The convention is to put “and” before the last item on a list: “I like apples, oranges and bananas.” The “and” gives the reader a signal that the last item is coming up. We could just write: “I like apples, oranges, bananas.” But then the reader would have to take a moment to realise that there is no more and we are about to start on something else. The “and” helps to keep things flowing.

We have here three things the neofascists have been doing: planning the assassination of Renzi, planning the assassination of the cabinet and plotting bomb attacks. But note that if you treat them as a list of three, as we just have, you have to repeat the words “planning the assassination of”. The writer of the story desired, reasonably enough, to avoid that – but failed to realise that you then have two lists. There is an overarching list of the things the neo-fascists have been doing – planning to assassinate and plotting bomb attacks. In addition, the first of those two items is itself a list of two: planning to assassinate Renzi and planning to assassinate his cabinet.

So, the plan to assassinate the cabinet and the plotting of the bomb attacks are each the final item of a list, and both need to be preceded by “and”.

• Here is the opening sentence of an interview published in last Saturday’s magazine: “Anna Chancellor has taken hold of the printout of her Wikipedia entry that I have brought along to our interview and is muttering to herself as she pours over it.” That should be “pores”. Very common mistake: two words pronounced the same and both often followed by “over”. “Pour” means emit a stream of liquid; “pore” means examine with minute attention. Both words go back to Middle English, but the Oxford Dictionary cannot trace their origins before that.

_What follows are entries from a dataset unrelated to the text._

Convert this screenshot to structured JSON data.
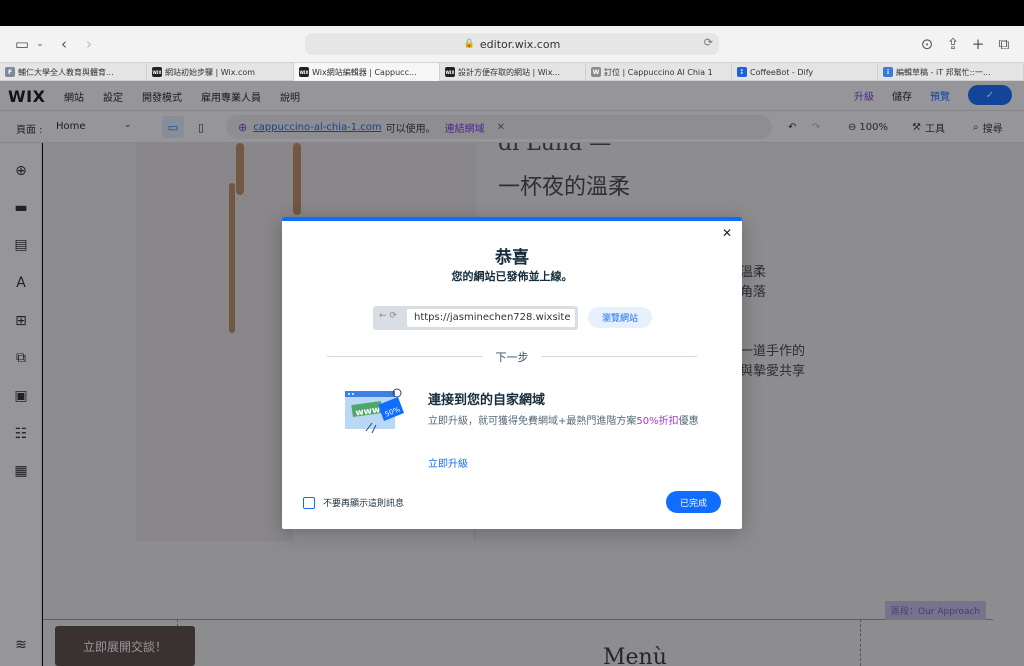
{
  "browser": {
    "url": "editor.wix.com",
    "tabs": [
      {
        "title": "輔仁大學全人教育與體育...",
        "fav": "F",
        "color": "#7d8a9a",
        "active": false
      },
      {
        "title": "網站初始步驟 | Wix.com",
        "fav": "WIX",
        "color": "#222222",
        "active": false
      },
      {
        "title": "Wix網站編輯器 | Cappucc...",
        "fav": "WIX",
        "color": "#222222",
        "active": true
      },
      {
        "title": "設計方便存取的網站 | Wix...",
        "fav": "WIX",
        "color": "#222222",
        "active": false
      },
      {
        "title": "訂位 | Cappuccino Al Chia 1",
        "fav": "W",
        "color": "#8a8a8a",
        "active": false
      },
      {
        "title": "CoffeeBot - Dify",
        "fav": "⁑",
        "color": "#1f5fe0",
        "active": false
      },
      {
        "title": "編輯草稿 - iT 邦幫忙::一...",
        "fav": "i",
        "color": "#3a7bd5",
        "active": false
      }
    ]
  },
  "wix_topbar": {
    "logo": "WIX",
    "menu": [
      "網站",
      "設定",
      "開發模式",
      "雇用專業人員",
      "說明"
    ],
    "upgrade": "升級",
    "save": "儲存",
    "preview": "預覽",
    "publish": "✓"
  },
  "toolbar": {
    "page_label": "頁面 :",
    "page_value": "Home",
    "domain": "cappuccino-al-chia-1.com",
    "available": "可以使用。",
    "connect": "連結網域",
    "zoom": "100%",
    "tools": "工具",
    "search": "搜尋"
  },
  "canvas": {
    "heading_line1": "di Luna —",
    "heading_line2": "一杯夜的溫柔",
    "side_lines_a": [
      "溫柔",
      "角落"
    ],
    "side_lines_b": [
      "一道手作的",
      "與摯愛共享"
    ],
    "section_label": "區段：Our Approach",
    "chat_button": "立即展開交談！",
    "menu_title": "Menù"
  },
  "modal": {
    "title": "恭喜",
    "subtitle": "您的網站已發佈並上線。",
    "site_url": "https://jasminechen728.wixsite",
    "view_site": "瀏覽網站",
    "next_step": "下一步",
    "art_text": "www",
    "art_badge": "50%",
    "promo_title": "連接到您的自家網域",
    "promo_desc_1": "立即升級，就可獲得免費網域+最熱門進階方案",
    "promo_highlight": "50%折扣",
    "promo_desc_2": "優惠",
    "promo_link": "立即升級",
    "dont_show": "不要再顯示這則訊息",
    "done": "已完成"
  },
  "colors": {
    "accent": "#116dff",
    "purple": "#7c3bdc",
    "highlight": "#a139d6"
  }
}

• “Hussein Abu Jamaa still bears the scars from the explosion that pulverised his leg”, claimed the introductory blurb to a foreign report published on Monday. Really? The leg was reduced to dust (Latin: pulvis) or at least shattered into tiny fragments? The text below casts a little light, reporting that the leg was “embedded with shrapnel” – no, the shrapnel was embedded in the leg.

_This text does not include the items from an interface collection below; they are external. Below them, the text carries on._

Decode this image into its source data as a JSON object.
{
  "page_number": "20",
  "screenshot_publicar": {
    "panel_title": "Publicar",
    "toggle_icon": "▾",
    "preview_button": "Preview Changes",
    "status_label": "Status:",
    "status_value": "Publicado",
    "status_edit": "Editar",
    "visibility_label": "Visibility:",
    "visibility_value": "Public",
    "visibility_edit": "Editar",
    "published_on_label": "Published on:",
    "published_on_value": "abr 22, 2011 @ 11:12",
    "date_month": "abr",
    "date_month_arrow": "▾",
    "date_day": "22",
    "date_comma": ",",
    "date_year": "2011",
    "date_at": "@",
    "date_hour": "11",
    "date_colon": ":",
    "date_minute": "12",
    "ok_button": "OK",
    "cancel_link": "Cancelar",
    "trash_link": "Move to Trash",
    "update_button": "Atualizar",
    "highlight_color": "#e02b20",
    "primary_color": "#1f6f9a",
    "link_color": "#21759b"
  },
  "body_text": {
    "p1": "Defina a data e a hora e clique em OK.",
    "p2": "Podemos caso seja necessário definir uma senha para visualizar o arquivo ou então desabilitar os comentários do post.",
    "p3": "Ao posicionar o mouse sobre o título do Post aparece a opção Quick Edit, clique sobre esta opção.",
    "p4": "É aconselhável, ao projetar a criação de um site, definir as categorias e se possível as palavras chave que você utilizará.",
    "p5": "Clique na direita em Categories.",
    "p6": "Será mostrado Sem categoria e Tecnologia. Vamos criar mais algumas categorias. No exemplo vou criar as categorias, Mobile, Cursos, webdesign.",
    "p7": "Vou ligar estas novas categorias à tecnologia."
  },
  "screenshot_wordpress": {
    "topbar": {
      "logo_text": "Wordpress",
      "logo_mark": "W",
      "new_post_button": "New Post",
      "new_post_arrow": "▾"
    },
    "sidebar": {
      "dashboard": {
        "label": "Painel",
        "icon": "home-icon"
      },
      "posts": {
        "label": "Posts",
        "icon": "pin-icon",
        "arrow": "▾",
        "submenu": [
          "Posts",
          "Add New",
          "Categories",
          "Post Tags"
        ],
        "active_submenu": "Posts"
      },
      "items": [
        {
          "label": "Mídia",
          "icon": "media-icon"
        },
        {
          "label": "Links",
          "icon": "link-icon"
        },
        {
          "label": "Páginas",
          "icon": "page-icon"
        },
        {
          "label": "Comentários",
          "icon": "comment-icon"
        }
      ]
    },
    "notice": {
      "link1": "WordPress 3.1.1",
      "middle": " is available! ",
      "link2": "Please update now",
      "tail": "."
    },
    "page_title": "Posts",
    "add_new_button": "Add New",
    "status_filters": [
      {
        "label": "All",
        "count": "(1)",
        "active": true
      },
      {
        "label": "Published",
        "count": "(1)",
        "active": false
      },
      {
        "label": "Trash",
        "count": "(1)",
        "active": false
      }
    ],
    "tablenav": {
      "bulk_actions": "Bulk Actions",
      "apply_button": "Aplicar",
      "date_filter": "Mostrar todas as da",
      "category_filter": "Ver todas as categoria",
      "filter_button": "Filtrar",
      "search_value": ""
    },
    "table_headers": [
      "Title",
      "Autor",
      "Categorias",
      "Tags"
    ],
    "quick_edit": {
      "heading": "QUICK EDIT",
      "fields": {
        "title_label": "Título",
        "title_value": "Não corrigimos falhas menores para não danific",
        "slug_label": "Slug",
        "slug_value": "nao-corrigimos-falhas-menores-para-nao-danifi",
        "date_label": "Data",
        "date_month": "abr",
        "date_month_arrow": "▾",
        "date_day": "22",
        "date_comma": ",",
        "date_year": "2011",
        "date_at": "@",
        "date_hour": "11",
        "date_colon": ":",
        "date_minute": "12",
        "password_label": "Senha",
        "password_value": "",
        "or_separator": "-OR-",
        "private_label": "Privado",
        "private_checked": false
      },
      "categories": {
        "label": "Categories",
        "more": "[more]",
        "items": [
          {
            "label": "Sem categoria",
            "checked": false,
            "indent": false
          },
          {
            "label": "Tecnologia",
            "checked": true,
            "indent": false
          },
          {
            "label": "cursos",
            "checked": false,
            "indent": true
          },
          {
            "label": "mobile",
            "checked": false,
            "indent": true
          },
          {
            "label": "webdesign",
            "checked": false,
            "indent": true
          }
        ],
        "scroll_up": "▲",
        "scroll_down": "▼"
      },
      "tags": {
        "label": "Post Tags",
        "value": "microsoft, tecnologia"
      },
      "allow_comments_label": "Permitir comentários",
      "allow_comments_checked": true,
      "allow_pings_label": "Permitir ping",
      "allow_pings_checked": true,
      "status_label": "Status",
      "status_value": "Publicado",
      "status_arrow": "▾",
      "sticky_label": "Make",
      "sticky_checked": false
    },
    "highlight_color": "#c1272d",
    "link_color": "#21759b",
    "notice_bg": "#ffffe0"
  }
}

• A news story reported last Saturday: “Ukip members and activists are quitting the party in disgust after being passed over in the race for Westminster seats in preference for Tory defectors.” “In preference for” is a new one on me. There is nothing very wrong with it, but why bother to make it up when we already have “in favour of”?